Contributors to this Entry

Game added by Chris Martin.

PC-98, FM Towns added by Terok Nor.

Additional contributors: MAT, Jeanne, Игги Друге, jsparky, Paulus18950, Cantillon, Patrick Bregger, mailmanppa.

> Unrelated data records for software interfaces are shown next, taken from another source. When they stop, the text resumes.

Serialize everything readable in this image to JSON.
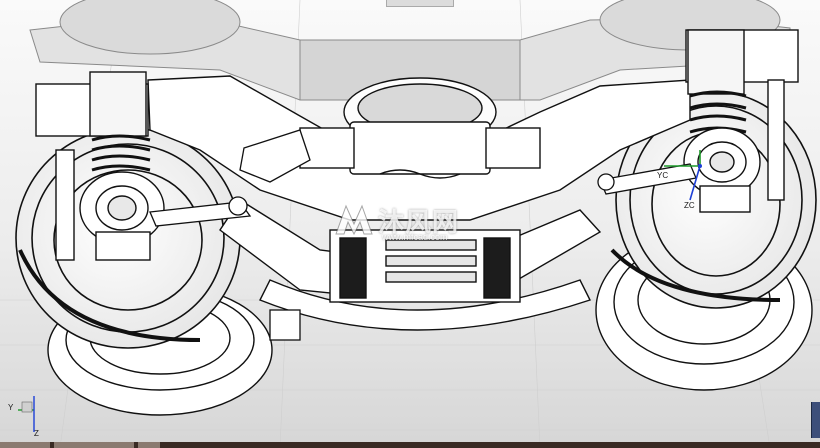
{
  "viewport": {
    "background": "#f0f0f0",
    "line_color": "#111111",
    "fill_color": "#ffffff"
  },
  "axis_triad_main": {
    "x_label": "YC",
    "y_label": "ZC"
  },
  "axis_triad_corner": {
    "y_label": "Y",
    "z_label": "Z"
  },
  "watermark": {
    "text": "沐风网",
    "url": "www.mfcad.com"
  },
  "colors": {
    "axis_green": "#1d9a2a",
    "axis_blue": "#1d3fd6",
    "scroll_blue": "#3d4f7a",
    "bottom_bar": "#3a2b24"
  }
}
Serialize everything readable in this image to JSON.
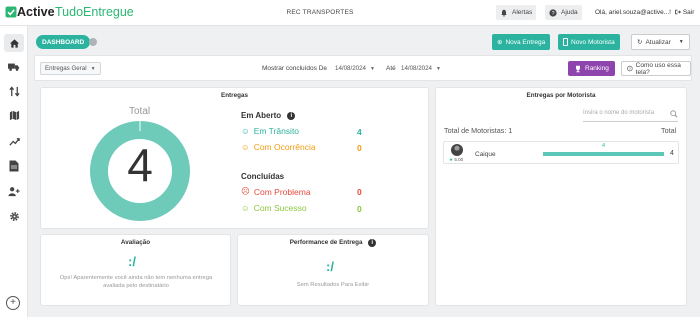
{
  "brand": {
    "name_bold": "Active",
    "name_rest": "TudoEntregue",
    "color": "#2bb673"
  },
  "topbar": {
    "company": "REC TRANSPORTES",
    "alerts_label": "Alertas",
    "help_label": "Ajuda",
    "user_greeting": "Olá, ariel.souza@active...!",
    "logout_label": "Sair"
  },
  "sidebar": {
    "items": [
      {
        "icon": "home-icon",
        "active": true
      },
      {
        "icon": "truck-icon",
        "active": false
      },
      {
        "icon": "swap-arrows-icon",
        "active": false
      },
      {
        "icon": "map-icon",
        "active": false
      },
      {
        "icon": "trend-chart-icon",
        "active": false
      },
      {
        "icon": "document-icon",
        "active": false
      },
      {
        "icon": "add-user-icon",
        "active": false
      },
      {
        "icon": "gear-icon",
        "active": false
      }
    ],
    "bottom_icon": "plus-circle-icon"
  },
  "header": {
    "dashboard_label": "DASHBOARD",
    "new_delivery_label": "Nova Entrega",
    "new_driver_label": "Novo Motorista",
    "refresh_label": "Atualizar"
  },
  "filters": {
    "type_selected": "Entregas Geral",
    "show_completed_label": "Mostrar concluídos De",
    "date_from": "14/08/2024",
    "until_label": "Até",
    "date_to": "14/08/2024",
    "ranking_label": "Ranking",
    "how_to_use_label": "Como uso essa tela?"
  },
  "deliveries": {
    "title": "Entregas",
    "total_label": "Total",
    "total_value": "4",
    "open_section": "Em Aberto",
    "in_transit_label": "Em Trânsito",
    "in_transit_value": "4",
    "occurrence_label": "Com Ocorrência",
    "occurrence_value": "0",
    "completed_section": "Concluídas",
    "problem_label": "Com Problema",
    "problem_value": "0",
    "success_label": "Com Sucesso",
    "success_value": "0"
  },
  "evaluation": {
    "title": "Avaliação",
    "icon_text": ":/",
    "message": "Ops! Aparentemente você ainda não tem nenhuma entrega avaliada pelo destinatário"
  },
  "performance": {
    "title": "Performance de Entrega",
    "icon_text": ":/",
    "message": "Sem Resultados Para Exibir"
  },
  "drivers": {
    "title": "Entregas por Motorista",
    "search_placeholder": "Insira o nome do motorista",
    "total_drivers_label": "Total de Motoristas: 1",
    "total_column_label": "Total",
    "rows": [
      {
        "name": "Caique",
        "rating": "5.00",
        "bar_label": "4",
        "total": "4",
        "bar_fraction": 1.0
      }
    ]
  },
  "colors": {
    "accent": "#2bb3a0",
    "ranking": "#8e44ad",
    "transit": "#2bb3a0",
    "occurrence": "#f39c12",
    "problem": "#e74c3c",
    "success": "#8cc63f"
  }
}
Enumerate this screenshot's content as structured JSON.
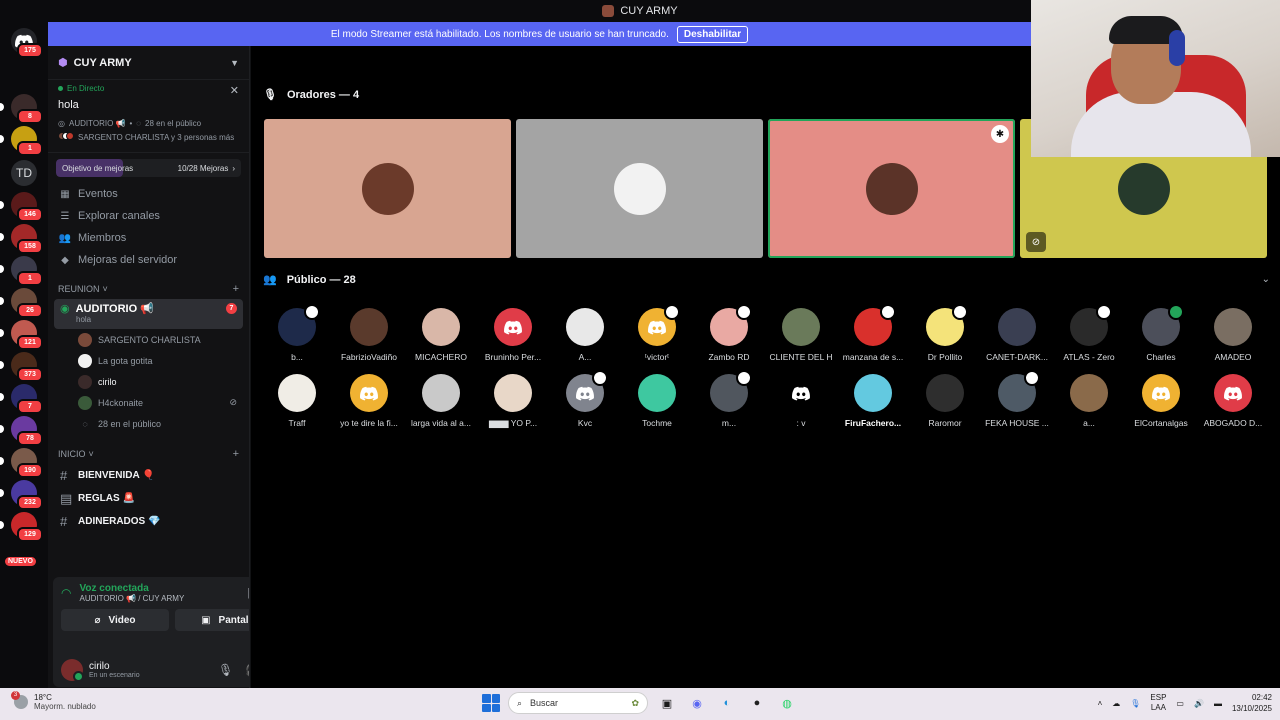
{
  "window": {
    "title": "CUY ARMY"
  },
  "banner": {
    "text": "El modo Streamer está habilitado. Los nombres de usuario se han truncado.",
    "button": "Deshabilitar"
  },
  "rail": {
    "badges": [
      "175",
      "8",
      "1",
      "146",
      "158",
      "1",
      "26",
      "121",
      "373",
      "7",
      "78",
      "190",
      "232",
      "129"
    ],
    "td": "TD",
    "nuevo": "NUEVO"
  },
  "server": {
    "name": "CUY ARMY",
    "live": {
      "status": "En Directo",
      "topic": "hola",
      "channel": "AUDITORIO 📢",
      "audience": "28 en el público",
      "speakers": "SARGENTO CHARLISTA y 3 personas más"
    },
    "boost": {
      "label": "Objetivo de mejoras",
      "progress": "10/28 Mejoras",
      "fill_fraction": 0.36
    },
    "nav": [
      "Eventos",
      "Explorar canales",
      "Miembros",
      "Mejoras del servidor"
    ],
    "categories": {
      "reunion": "REUNION",
      "inicio": "INICIO"
    },
    "voice_channel": {
      "name": "AUDITORIO 📢",
      "topic": "hola",
      "badge": "7"
    },
    "voice_users": [
      "SARGENTO CHARLISTA",
      "La gota gotita",
      "cirilo",
      "H4ckonaite"
    ],
    "voice_audience": "28 en el público",
    "channels": [
      "BIENVENIDA 🎈",
      "REGLAS 🚨",
      "ADINERADOS 💎"
    ]
  },
  "voice_panel": {
    "status": "Voz conectada",
    "location": "AUDITORIO 📢 / CUY ARMY",
    "video": "Video",
    "screen": "Pantalla",
    "user": "cirilo",
    "user_status": "En un escenario"
  },
  "stage": {
    "speakers_header": "Oradores — 4",
    "audience_header": "Público — 28",
    "speakers": [
      {
        "color": "#d8a591",
        "avatar": "#6b3a2a"
      },
      {
        "color": "#a4a4a4",
        "avatar": "#f2f2f2"
      },
      {
        "color": "#e48d86",
        "avatar": "#5b3328",
        "speaking": true,
        "moderator": true
      },
      {
        "color": "#cfc74e",
        "avatar": "#263a2c",
        "muted": true
      }
    ],
    "audience": [
      {
        "name": "b...",
        "color": "#1e2a4a",
        "badge": "white"
      },
      {
        "name": "FabrizioVadiño",
        "color": "#5a3a2c"
      },
      {
        "name": "MICACHERO",
        "color": "#d9b7a8"
      },
      {
        "name": "Bruninho Per...",
        "color": "#e03c48",
        "discord": true
      },
      {
        "name": "A...",
        "color": "#e8e8e8"
      },
      {
        "name": "ᵗvictorᵗ",
        "color": "#f0b232",
        "discord": true,
        "badge": "white"
      },
      {
        "name": "Zambo RD",
        "color": "#e9a9a3",
        "badge": "white"
      },
      {
        "name": "CLIENTE DEL H",
        "color": "#6a7a5a"
      },
      {
        "name": "manzana de s...",
        "color": "#d9302c",
        "badge": "white"
      },
      {
        "name": "Dr Pollito",
        "color": "#f4e37a",
        "badge": "white"
      },
      {
        "name": "CANET-DARK...",
        "color": "#3a3f52"
      },
      {
        "name": "ATLAS - Zero",
        "color": "#2a2a2a",
        "badge": "white"
      },
      {
        "name": "Charles",
        "color": "#4c4f5a",
        "badge": "green"
      },
      {
        "name": "AMADEO",
        "color": "#7a6e62"
      },
      {
        "name": "Traff",
        "color": "#f0ede6"
      },
      {
        "name": "yo te dire la fi...",
        "color": "#f0b232",
        "discord": true
      },
      {
        "name": "larga vida al a...",
        "color": "#c9c9c9"
      },
      {
        "name": "▆▆▆ YO P...",
        "color": "#e8d7c8"
      },
      {
        "name": "Kvc",
        "color": "#80848e",
        "discord": true,
        "badge": "white"
      },
      {
        "name": "Tochme",
        "color": "#3ec8a0"
      },
      {
        "name": "m...",
        "color": "#50565e",
        "badge": "white"
      },
      {
        "name": ": v",
        "color": "#000000",
        "discord": true
      },
      {
        "name": "FiruFachero...",
        "color": "#63c9e0",
        "bold": true
      },
      {
        "name": "Raromor",
        "color": "#2e2e2e"
      },
      {
        "name": "FEKA HOUSE ...",
        "color": "#4e5a66",
        "badge": "white"
      },
      {
        "name": "a...",
        "color": "#8a6a4a"
      },
      {
        "name": "ElCortanalgas",
        "color": "#f0b232",
        "discord": true
      },
      {
        "name": "ABOGADO D...",
        "color": "#e03c48",
        "discord": true
      }
    ]
  },
  "taskbar": {
    "weather_temp": "18°C",
    "weather_desc": "Mayorm. nublado",
    "weather_badge": "3",
    "search": "Buscar",
    "lang1": "ESP",
    "lang2": "LAA",
    "time": "02:42",
    "date": "13/10/2025"
  }
}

Game added February 10, 2000. Last modified January 29, 2024.